Look through the records below and state how many lines carry the string "check", adding nothing.

*** Opening of TASK INPUTS ***

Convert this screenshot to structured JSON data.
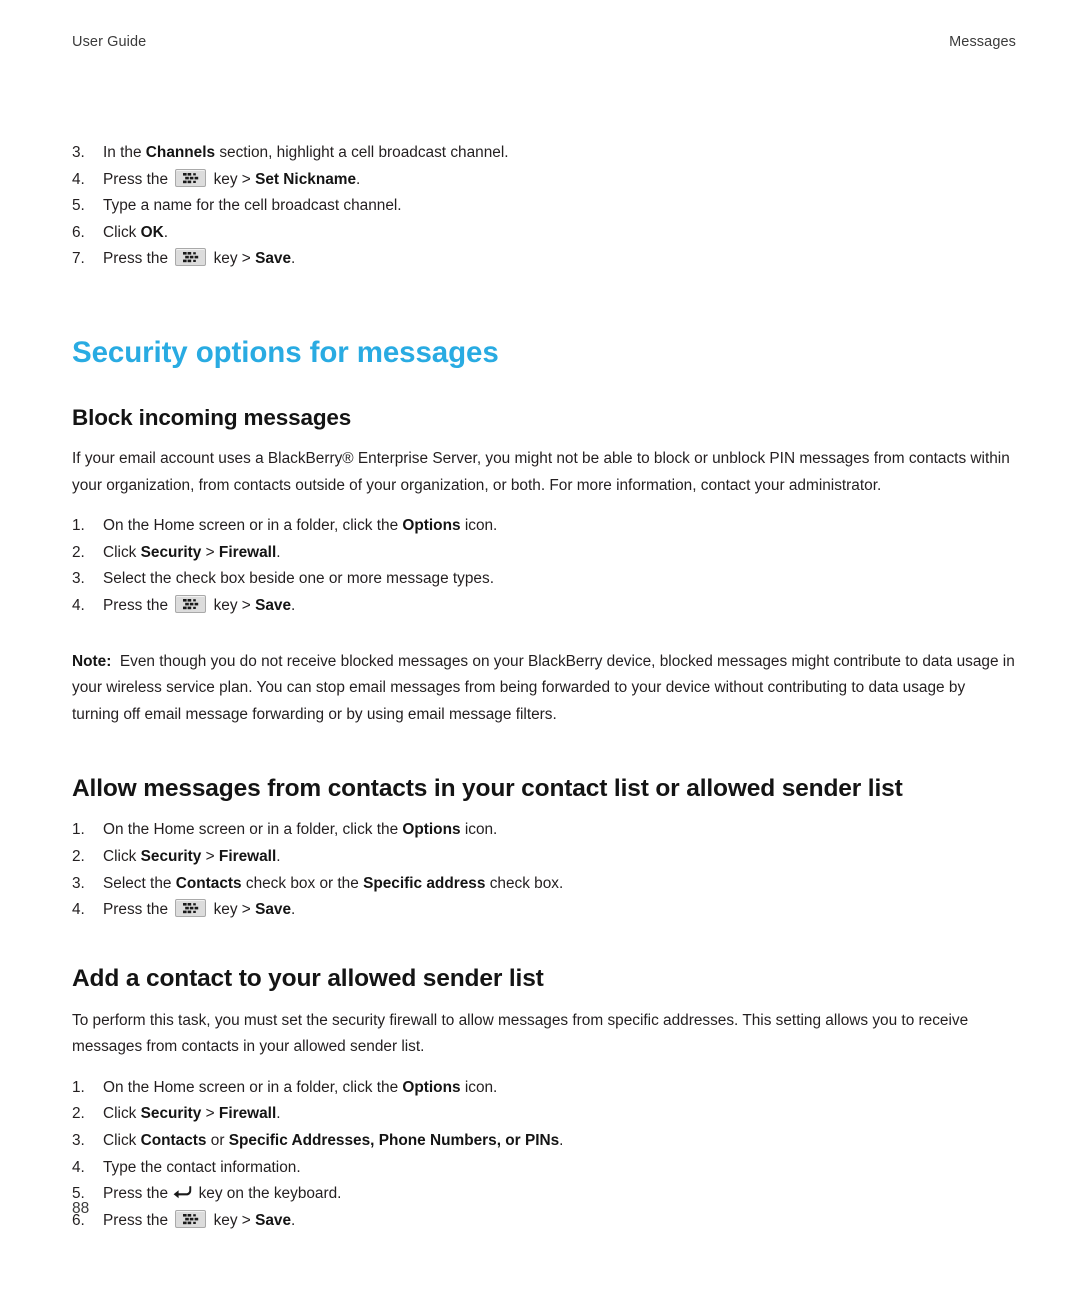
{
  "header": {
    "left": "User Guide",
    "right": "Messages"
  },
  "footer": {
    "page_number": "88"
  },
  "icons": {
    "menu_key": "blackberry-menu-key-icon",
    "enter_key": "enter-key-icon"
  },
  "top_steps": {
    "items": [
      {
        "num": "3.",
        "parts": [
          {
            "t": "In the ",
            "b": false
          },
          {
            "t": "Channels",
            "b": true
          },
          {
            "t": " section, highlight a cell broadcast channel.",
            "b": false
          }
        ]
      },
      {
        "num": "4.",
        "parts": [
          {
            "t": "Press the ",
            "b": false
          },
          {
            "icon": "menu-key"
          },
          {
            "t": " key > ",
            "b": false
          },
          {
            "t": "Set Nickname",
            "b": true
          },
          {
            "t": ".",
            "b": false
          }
        ]
      },
      {
        "num": "5.",
        "parts": [
          {
            "t": "Type a name for the cell broadcast channel.",
            "b": false
          }
        ]
      },
      {
        "num": "6.",
        "parts": [
          {
            "t": "Click ",
            "b": false
          },
          {
            "t": "OK",
            "b": true
          },
          {
            "t": ".",
            "b": false
          }
        ]
      },
      {
        "num": "7.",
        "parts": [
          {
            "t": "Press the ",
            "b": false
          },
          {
            "icon": "menu-key"
          },
          {
            "t": " key > ",
            "b": false
          },
          {
            "t": "Save",
            "b": true
          },
          {
            "t": ".",
            "b": false
          }
        ]
      }
    ]
  },
  "chapter_heading": "Security options for messages",
  "section1": {
    "heading": "Block incoming messages",
    "intro": "If your email account uses a BlackBerry® Enterprise Server, you might not be able to block or unblock PIN messages from contacts within your organization, from contacts outside of your organization, or both. For more information, contact your administrator.",
    "steps": [
      {
        "num": "1.",
        "parts": [
          {
            "t": "On the Home screen or in a folder, click the ",
            "b": false
          },
          {
            "t": "Options",
            "b": true
          },
          {
            "t": " icon.",
            "b": false
          }
        ]
      },
      {
        "num": "2.",
        "parts": [
          {
            "t": "Click ",
            "b": false
          },
          {
            "t": "Security",
            "b": true
          },
          {
            "t": " > ",
            "b": false
          },
          {
            "t": "Firewall",
            "b": true
          },
          {
            "t": ".",
            "b": false
          }
        ]
      },
      {
        "num": "3.",
        "parts": [
          {
            "t": "Select the check box beside one or more message types.",
            "b": false
          }
        ]
      },
      {
        "num": "4.",
        "parts": [
          {
            "t": "Press the ",
            "b": false
          },
          {
            "icon": "menu-key"
          },
          {
            "t": " key > ",
            "b": false
          },
          {
            "t": "Save",
            "b": true
          },
          {
            "t": ".",
            "b": false
          }
        ]
      }
    ],
    "note_label": "Note:",
    "note_text": "Even though you do not receive blocked messages on your BlackBerry device, blocked messages might contribute to data usage in your wireless service plan. You can stop email messages from being forwarded to your device without contributing to data usage by turning off email message forwarding or by using email message filters."
  },
  "section2": {
    "heading": "Allow messages from contacts in your contact list or allowed sender list",
    "steps": [
      {
        "num": "1.",
        "parts": [
          {
            "t": "On the Home screen or in a folder, click the ",
            "b": false
          },
          {
            "t": "Options",
            "b": true
          },
          {
            "t": " icon.",
            "b": false
          }
        ]
      },
      {
        "num": "2.",
        "parts": [
          {
            "t": "Click ",
            "b": false
          },
          {
            "t": "Security",
            "b": true
          },
          {
            "t": " > ",
            "b": false
          },
          {
            "t": "Firewall",
            "b": true
          },
          {
            "t": ".",
            "b": false
          }
        ]
      },
      {
        "num": "3.",
        "parts": [
          {
            "t": "Select the ",
            "b": false
          },
          {
            "t": "Contacts",
            "b": true
          },
          {
            "t": " check box or the ",
            "b": false
          },
          {
            "t": "Specific address",
            "b": true
          },
          {
            "t": " check box.",
            "b": false
          }
        ]
      },
      {
        "num": "4.",
        "parts": [
          {
            "t": "Press the ",
            "b": false
          },
          {
            "icon": "menu-key"
          },
          {
            "t": " key > ",
            "b": false
          },
          {
            "t": "Save",
            "b": true
          },
          {
            "t": ".",
            "b": false
          }
        ]
      }
    ]
  },
  "section3": {
    "heading": "Add a contact to your allowed sender list",
    "intro": "To perform this task, you must set the security firewall to allow messages from specific addresses. This setting allows you to receive messages from contacts in your allowed sender list.",
    "steps": [
      {
        "num": "1.",
        "parts": [
          {
            "t": "On the Home screen or in a folder, click the ",
            "b": false
          },
          {
            "t": "Options",
            "b": true
          },
          {
            "t": " icon.",
            "b": false
          }
        ]
      },
      {
        "num": "2.",
        "parts": [
          {
            "t": "Click ",
            "b": false
          },
          {
            "t": "Security",
            "b": true
          },
          {
            "t": " > ",
            "b": false
          },
          {
            "t": "Firewall",
            "b": true
          },
          {
            "t": ".",
            "b": false
          }
        ]
      },
      {
        "num": "3.",
        "parts": [
          {
            "t": "Click ",
            "b": false
          },
          {
            "t": "Contacts",
            "b": true
          },
          {
            "t": " or ",
            "b": false
          },
          {
            "t": "Specific Addresses, Phone Numbers, or PINs",
            "b": true
          },
          {
            "t": ".",
            "b": false
          }
        ]
      },
      {
        "num": "4.",
        "parts": [
          {
            "t": "Type the contact information.",
            "b": false
          }
        ]
      },
      {
        "num": "5.",
        "parts": [
          {
            "t": "Press the ",
            "b": false
          },
          {
            "icon": "enter-key"
          },
          {
            "t": " key on the keyboard.",
            "b": false
          }
        ]
      },
      {
        "num": "6.",
        "parts": [
          {
            "t": "Press the ",
            "b": false
          },
          {
            "icon": "menu-key"
          },
          {
            "t": " key > ",
            "b": false
          },
          {
            "t": "Save",
            "b": true
          },
          {
            "t": ".",
            "b": false
          }
        ]
      }
    ]
  },
  "colors": {
    "chapter_heading": "#29abe2",
    "body_text": "#231f20",
    "key_face": "#dcdcdc"
  }
}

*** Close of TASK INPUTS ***

**ANSWER BELOW:** 3